Tom Hardy fills the shoulder pad-equipped jacket and leg brace worn by the now disgraced Mel Gibson in the series' three previous entries as a new interpretation of "Mad" Max Rockatansky for a new decade and generation. This new interpretation of the character will likely be the most controversial facet in this new film as far as original trilogy fans are concerned, and not entirely because there's a new face and voice in the suit.
Originally, the "Mad" in "Mad Max" was seemingly more representative of an emotional state. Initially a Punisher-esque figure who became a vengeful road warrior fighting post-apocalypse road gangs after one killed his wife and child, this new outing presents him as going literally insane from his years in the wastelands, suffering hallucinations and fugues, resorting to feeding on mutant lizards when not afraid that the little girl of his dreams and nightmares is stalking him in the waking world.

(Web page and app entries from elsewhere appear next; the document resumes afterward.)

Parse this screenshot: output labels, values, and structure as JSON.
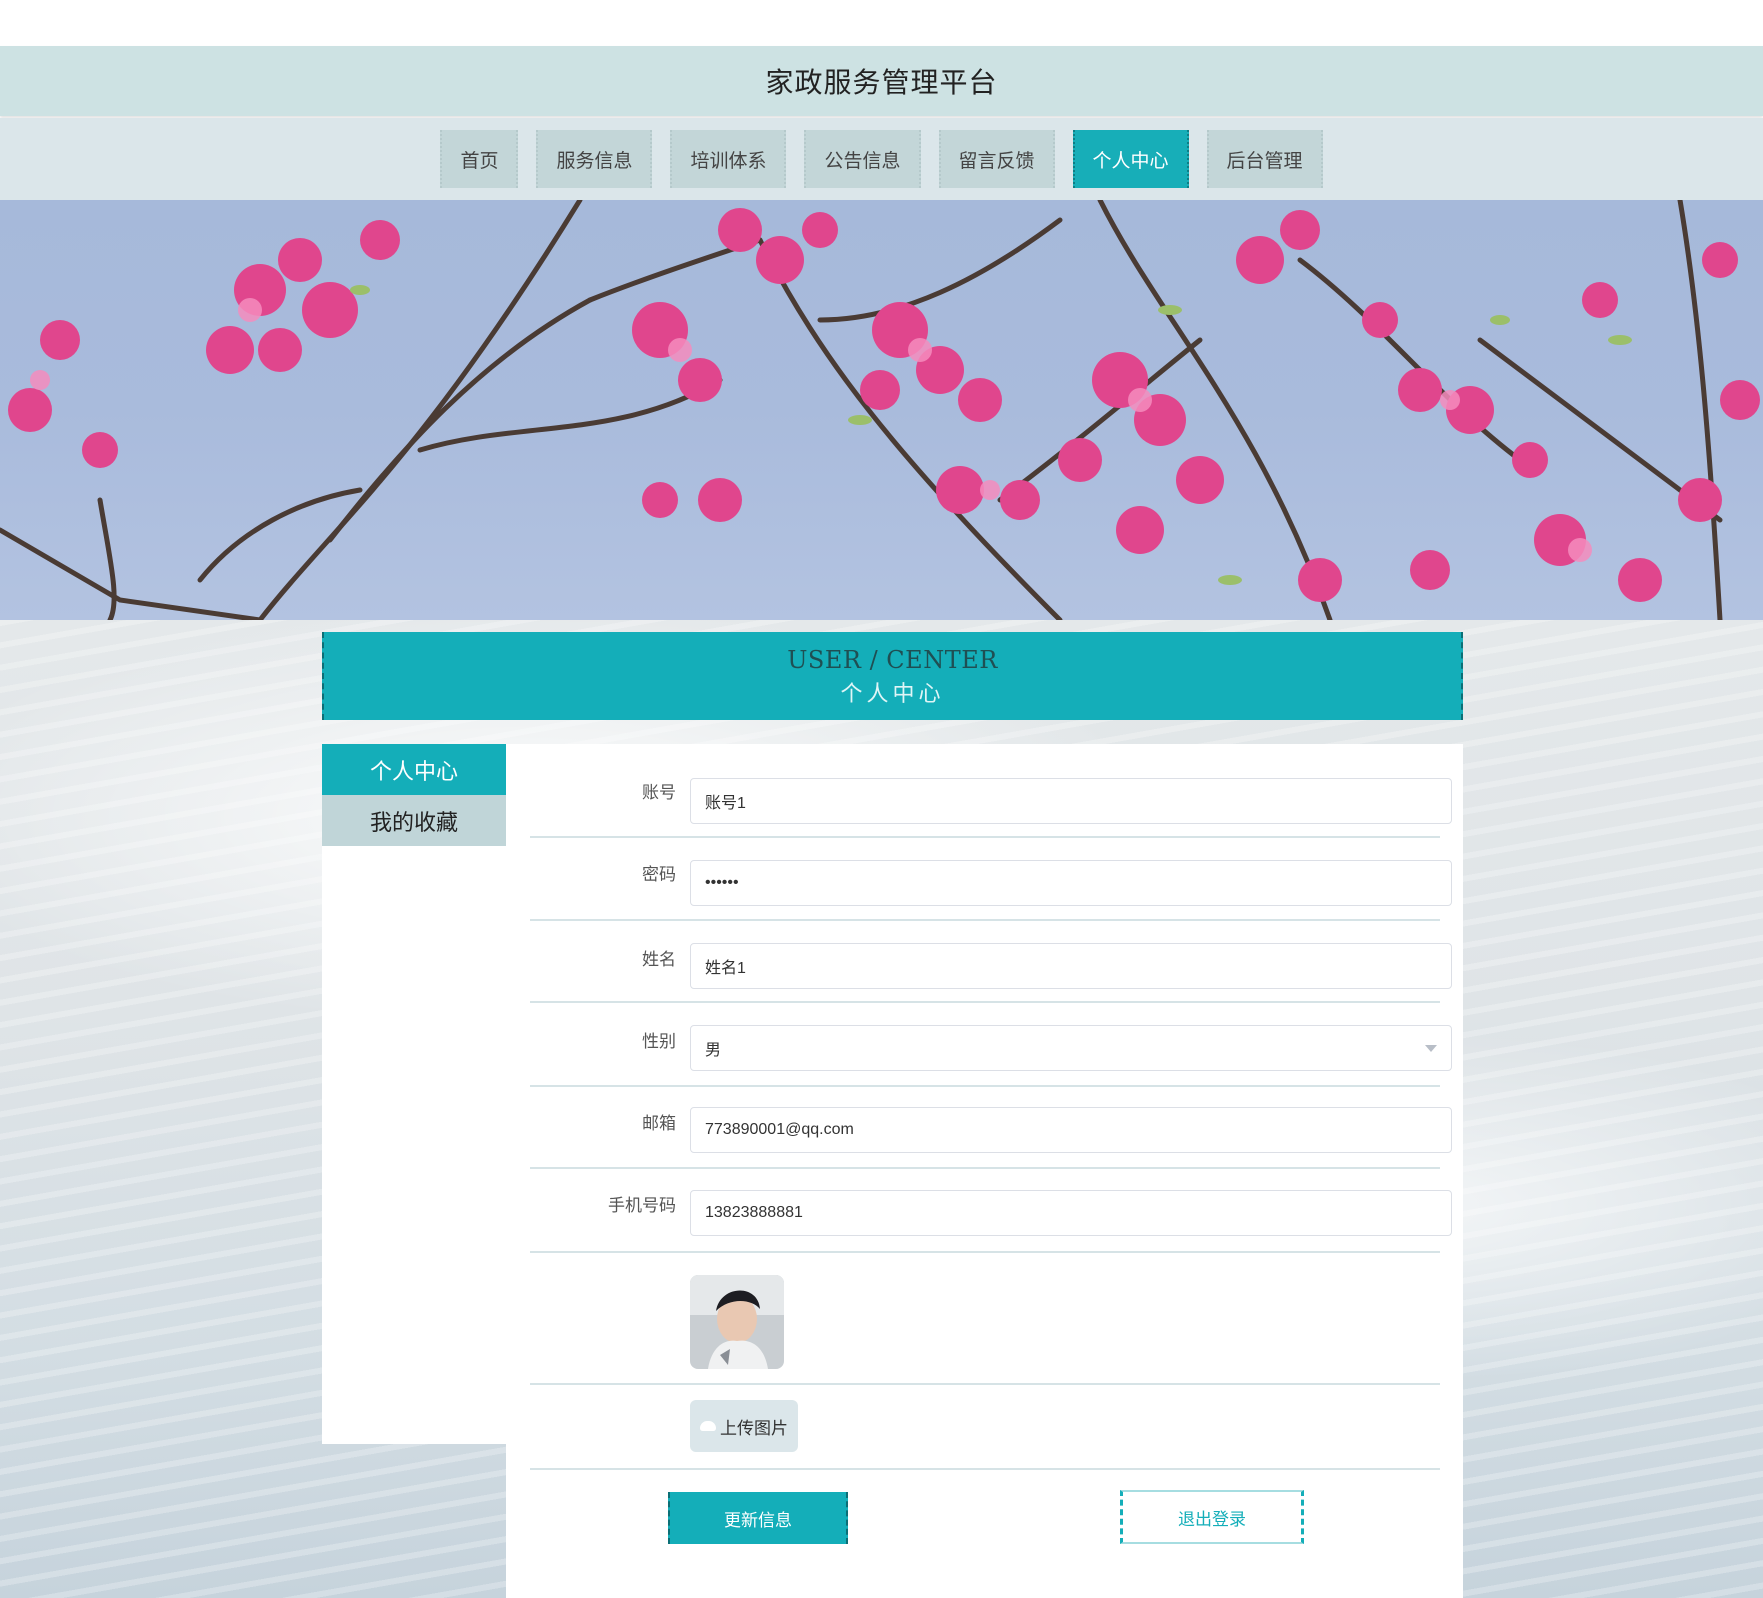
{
  "site": {
    "title": "家政服务管理平台"
  },
  "nav": {
    "items": [
      {
        "label": "首页",
        "active": false
      },
      {
        "label": "服务信息",
        "active": false
      },
      {
        "label": "培训体系",
        "active": false
      },
      {
        "label": "公告信息",
        "active": false
      },
      {
        "label": "留言反馈",
        "active": false
      },
      {
        "label": "个人中心",
        "active": true
      },
      {
        "label": "后台管理",
        "active": false
      }
    ]
  },
  "section": {
    "title_en": "USER / CENTER",
    "title_cn": "个人中心"
  },
  "sidebar": {
    "items": [
      {
        "label": "个人中心",
        "active": true
      },
      {
        "label": "我的收藏",
        "active": false
      }
    ]
  },
  "form": {
    "account": {
      "label": "账号",
      "value": "账号1"
    },
    "password": {
      "label": "密码",
      "value": "••••••"
    },
    "name": {
      "label": "姓名",
      "value": "姓名1"
    },
    "gender": {
      "label": "性别",
      "value": "男"
    },
    "email": {
      "label": "邮箱",
      "value": "773890001@qq.com"
    },
    "phone": {
      "label": "手机号码",
      "value": "13823888881"
    },
    "upload_label": "上传图片"
  },
  "actions": {
    "update_label": "更新信息",
    "logout_label": "退出登录"
  },
  "colors": {
    "accent": "#14aeb9",
    "nav_bg": "#c3d6d8",
    "title_bg": "#cde2e3"
  }
}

This evolution — combined with a different actor — leads to a very different, much more haunted character. Gone is Gibson's overly confident and handsome mug, replaced with a wild-eyed, paranoid wasteland survivor with a ferocious violent streak. Physically and psychologically, Hardy's interpretation is one of desperate survivalism approaching the verge of complete breakdown. Within that veneer lies a paladin in search of a quest only to find he still can't trust society — or himself in society — enough to stick with it.
This will turn some fan cranks the wrong way as it makes Max seem less a protagonist and more a reactant — and yet, it fits the series' general model. In all the previous films, Max has been, to some degree, a common man who happens to find himself immersed in very uncommon situations populated by far more vibrant personalities. What Miller dares to do in this entry that he didn't do in the others is give his hero a more debilitating weakness from the get-go and, while it makes the hero less epic, it succeeds at making him more human.

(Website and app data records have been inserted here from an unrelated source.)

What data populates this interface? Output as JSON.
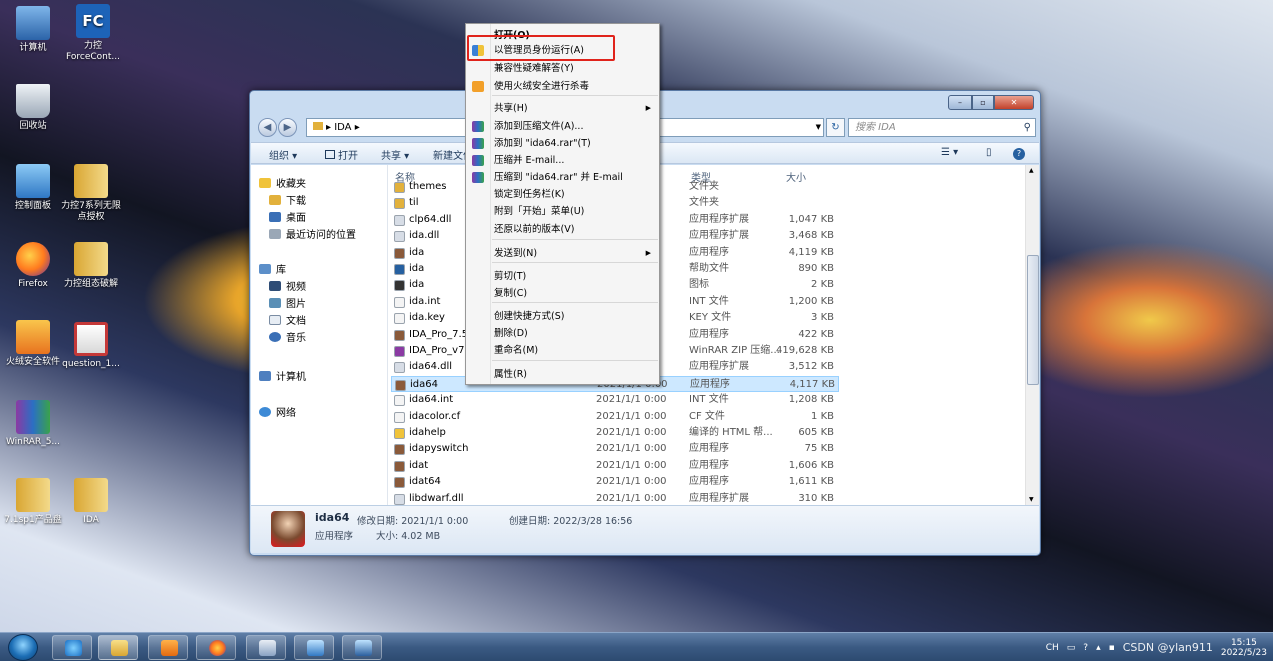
{
  "desktop": {
    "icons": [
      {
        "label": "计算机",
        "color": "#3c7fc4"
      },
      {
        "label": "力控ForceCont...",
        "color": "#1d63b8"
      },
      {
        "label": "回收站",
        "color": "#9aa7b6"
      },
      {
        "label": "控制面板",
        "color": "#3d8ad6"
      },
      {
        "label": "力控7系列无限点授权",
        "color": "#e2b13c"
      },
      {
        "label": "Firefox",
        "color": "#ff7a1e"
      },
      {
        "label": "力控组态破解",
        "color": "#e2b13c"
      },
      {
        "label": "火绒安全软件",
        "color": "#f2a02a"
      },
      {
        "label": "question_1...",
        "color": "#c43838"
      },
      {
        "label": "WinRAR_5...",
        "color": "#8b3aa3"
      },
      {
        "label": "7.1sp1产品盘",
        "color": "#e2b13c"
      },
      {
        "label": "IDA",
        "color": "#e2b13c"
      }
    ]
  },
  "explorer": {
    "address": "▸ IDA ▸",
    "search_placeholder": "搜索 IDA",
    "toolbar": {
      "organize": "组织 ▾",
      "open": "打开",
      "share": "共享 ▾",
      "new_folder": "新建文件"
    },
    "nav": {
      "favorites": "收藏夹",
      "downloads": "下载",
      "desktop": "桌面",
      "recent": "最近访问的位置",
      "libraries": "库",
      "videos": "视频",
      "pictures": "图片",
      "documents": "文档",
      "music": "音乐",
      "computer": "计算机",
      "network": "网络"
    },
    "columns": {
      "name": "名称",
      "type": "类型",
      "size": "大小"
    },
    "files": [
      {
        "name": "themes",
        "date": "5",
        "type": "文件夹",
        "size": ""
      },
      {
        "name": "til",
        "date": "5",
        "type": "文件夹",
        "size": ""
      },
      {
        "name": "clp64.dll",
        "date": "",
        "type": "应用程序扩展",
        "size": "1,047 KB"
      },
      {
        "name": "ida.dll",
        "date": "",
        "type": "应用程序扩展",
        "size": "3,468 KB"
      },
      {
        "name": "ida",
        "date": "",
        "type": "应用程序",
        "size": "4,119 KB"
      },
      {
        "name": "ida",
        "date": "",
        "type": "帮助文件",
        "size": "890 KB"
      },
      {
        "name": "ida",
        "date": "",
        "type": "图标",
        "size": "2 KB"
      },
      {
        "name": "ida.int",
        "date": "",
        "type": "INT 文件",
        "size": "1,200 KB"
      },
      {
        "name": "ida.key",
        "date": "",
        "type": "KEY 文件",
        "size": "3 KB"
      },
      {
        "name": "IDA_Pro_7.5_",
        "date": "",
        "type": "应用程序",
        "size": "422 KB"
      },
      {
        "name": "IDA_Pro_v7.5",
        "date": "0",
        "type": "WinRAR ZIP 压缩...",
        "size": "419,628 KB"
      },
      {
        "name": "ida64.dll",
        "date": "",
        "type": "应用程序扩展",
        "size": "3,512 KB"
      },
      {
        "name": "ida64",
        "date": "2021/1/1 0:00",
        "type": "应用程序",
        "size": "4,117 KB"
      },
      {
        "name": "ida64.int",
        "date": "2021/1/1 0:00",
        "type": "INT 文件",
        "size": "1,208 KB"
      },
      {
        "name": "idacolor.cf",
        "date": "2021/1/1 0:00",
        "type": "CF 文件",
        "size": "1 KB"
      },
      {
        "name": "idahelp",
        "date": "2021/1/1 0:00",
        "type": "编译的 HTML 帮...",
        "size": "605 KB"
      },
      {
        "name": "idapyswitch",
        "date": "2021/1/1 0:00",
        "type": "应用程序",
        "size": "75 KB"
      },
      {
        "name": "idat",
        "date": "2021/1/1 0:00",
        "type": "应用程序",
        "size": "1,606 KB"
      },
      {
        "name": "idat64",
        "date": "2021/1/1 0:00",
        "type": "应用程序",
        "size": "1,611 KB"
      },
      {
        "name": "libdwarf.dll",
        "date": "2021/1/1 0:00",
        "type": "应用程序扩展",
        "size": "310 KB"
      }
    ],
    "details": {
      "name": "ida64",
      "type": "应用程序",
      "modified_label": "修改日期: 2021/1/1 0:00",
      "size_label": "大小: 4.02 MB",
      "created_label": "创建日期: 2022/3/28 16:56"
    }
  },
  "context_menu": {
    "items": [
      {
        "label": "打开(O)",
        "bold": true
      },
      {
        "label": "以管理员身份运行(A)",
        "icon": "shield-icon"
      },
      {
        "label": "兼容性疑难解答(Y)"
      },
      {
        "label": "使用火绒安全进行杀毒",
        "icon": "huorong-icon"
      },
      {
        "label": "共享(H)",
        "submenu": true
      },
      {
        "label": "添加到压缩文件(A)...",
        "icon": "winrar-icon"
      },
      {
        "label": "添加到 \"ida64.rar\"(T)",
        "icon": "winrar-icon"
      },
      {
        "label": "压缩并 E-mail...",
        "icon": "winrar-icon"
      },
      {
        "label": "压缩到 \"ida64.rar\" 并 E-mail",
        "icon": "winrar-icon"
      },
      {
        "label": "锁定到任务栏(K)"
      },
      {
        "label": "附到「开始」菜单(U)"
      },
      {
        "label": "还原以前的版本(V)"
      },
      {
        "label": "发送到(N)",
        "submenu": true
      },
      {
        "label": "剪切(T)"
      },
      {
        "label": "复制(C)"
      },
      {
        "label": "创建快捷方式(S)"
      },
      {
        "label": "删除(D)"
      },
      {
        "label": "重命名(M)"
      },
      {
        "label": "属性(R)"
      }
    ]
  },
  "taskbar": {
    "lang": "CH",
    "watermark": "CSDN @ylan911",
    "time": "15:15",
    "date": "2022/5/23"
  }
}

As for criticism solely surrounding the fact that it's not Mel Gibson anymore… well, it seems the world has moved on just fine with occasional new faces for James Bond, Batman, Superman, Doctor Who and even Bruce Banner in the recent spate of Marvel films. Things change. If it makes you feel better, remember Gibson has a history of hardcore antisemitism and get on with life.
Miller's themes and social commentary are just as loud and in your face as the vehicular combat as he pits Max and Furiosa against Joe's world, which slams viewers in the face with major representations of a number of today's social issues. Sure, Joe considers his breeder-wives nothing more than baby-creation machines to serve at his leisure, but he also populates the world with a cadre of women whose sole purpose is to spend their days hooked up to a human variation of bovine milking machines, producing milk for him and his family to gulp up at their leisure. Is it any wonder that the whiny little assholes in the "Mens' Rights Advocacy" groups have targeted this film for their vitriol?
There are little things here and there that will be picked on by people of various inclinations. The occasional digital effect that doesn't look perfect. The fact that the eponymous hero of the film barely speaks in the first half of the film. The film's in-your-face criticism of gender and religious issues.
Regardless, the overall product Miller and crew have produced is a staggering achievement that easily stands shoulder-to-shoulder with The Road Warrior before it and, in some ways, even surpasses it.